:: DIRECTIONS FOR THIS TASK ::
Pull each line holding "text" out of the entries below.

_ _ _ _ _ _ _

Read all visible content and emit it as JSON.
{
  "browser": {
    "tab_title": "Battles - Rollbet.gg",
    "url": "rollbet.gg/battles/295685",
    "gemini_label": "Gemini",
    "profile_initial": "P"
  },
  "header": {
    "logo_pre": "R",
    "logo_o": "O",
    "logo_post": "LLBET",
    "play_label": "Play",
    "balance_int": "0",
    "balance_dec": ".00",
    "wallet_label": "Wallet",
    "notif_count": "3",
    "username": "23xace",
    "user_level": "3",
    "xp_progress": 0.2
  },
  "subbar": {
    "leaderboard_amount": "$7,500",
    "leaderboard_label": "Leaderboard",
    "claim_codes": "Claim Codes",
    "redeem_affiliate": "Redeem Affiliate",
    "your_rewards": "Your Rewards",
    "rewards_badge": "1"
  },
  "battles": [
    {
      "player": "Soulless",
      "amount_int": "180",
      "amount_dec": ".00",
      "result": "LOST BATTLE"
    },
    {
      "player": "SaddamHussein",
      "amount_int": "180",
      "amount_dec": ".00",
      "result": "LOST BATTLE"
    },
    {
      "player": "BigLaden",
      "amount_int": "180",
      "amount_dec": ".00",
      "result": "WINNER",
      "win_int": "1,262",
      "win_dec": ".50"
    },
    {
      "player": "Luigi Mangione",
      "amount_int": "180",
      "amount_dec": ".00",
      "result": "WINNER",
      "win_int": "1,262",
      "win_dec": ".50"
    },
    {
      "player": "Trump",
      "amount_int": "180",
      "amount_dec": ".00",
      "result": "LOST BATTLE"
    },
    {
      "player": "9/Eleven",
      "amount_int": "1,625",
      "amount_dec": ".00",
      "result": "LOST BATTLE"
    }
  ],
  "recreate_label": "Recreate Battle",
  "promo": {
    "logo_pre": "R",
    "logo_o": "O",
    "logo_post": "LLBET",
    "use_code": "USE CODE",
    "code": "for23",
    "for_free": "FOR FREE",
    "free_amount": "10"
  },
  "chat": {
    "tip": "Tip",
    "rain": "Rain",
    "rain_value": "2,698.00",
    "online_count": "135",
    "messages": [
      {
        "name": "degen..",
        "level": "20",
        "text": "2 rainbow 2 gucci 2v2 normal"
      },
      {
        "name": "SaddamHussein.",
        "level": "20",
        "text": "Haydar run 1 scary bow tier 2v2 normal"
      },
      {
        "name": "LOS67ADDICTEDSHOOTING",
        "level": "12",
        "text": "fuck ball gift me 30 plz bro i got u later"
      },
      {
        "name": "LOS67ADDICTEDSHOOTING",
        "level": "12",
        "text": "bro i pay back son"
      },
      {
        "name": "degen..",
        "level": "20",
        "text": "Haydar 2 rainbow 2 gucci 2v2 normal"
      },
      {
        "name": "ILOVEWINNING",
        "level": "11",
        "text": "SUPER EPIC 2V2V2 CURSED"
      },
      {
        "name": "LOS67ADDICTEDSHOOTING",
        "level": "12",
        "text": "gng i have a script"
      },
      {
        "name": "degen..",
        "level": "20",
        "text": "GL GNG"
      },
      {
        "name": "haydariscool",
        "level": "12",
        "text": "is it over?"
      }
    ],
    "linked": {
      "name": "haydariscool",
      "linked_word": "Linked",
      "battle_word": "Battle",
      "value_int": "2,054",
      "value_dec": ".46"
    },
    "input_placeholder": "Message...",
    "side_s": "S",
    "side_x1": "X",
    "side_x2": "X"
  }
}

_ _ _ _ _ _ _

:: REPLY ::
        "text": "2 rainbow 2 gucci 2v2 normal"
        "text": "Haydar run 1 scary bow tier 2v2 normal"
        "text": "fuck ball gift me 30 plz bro i got u later"
        "text": "bro i pay back son"
        "text": "Haydar 2 rainbow 2 gucci 2v2 normal"
        "text": "SUPER EPIC 2V2V2 CURSED"
        "text": "gng i have a script"
        "text": "GL GNG"
        "text": "is it over?"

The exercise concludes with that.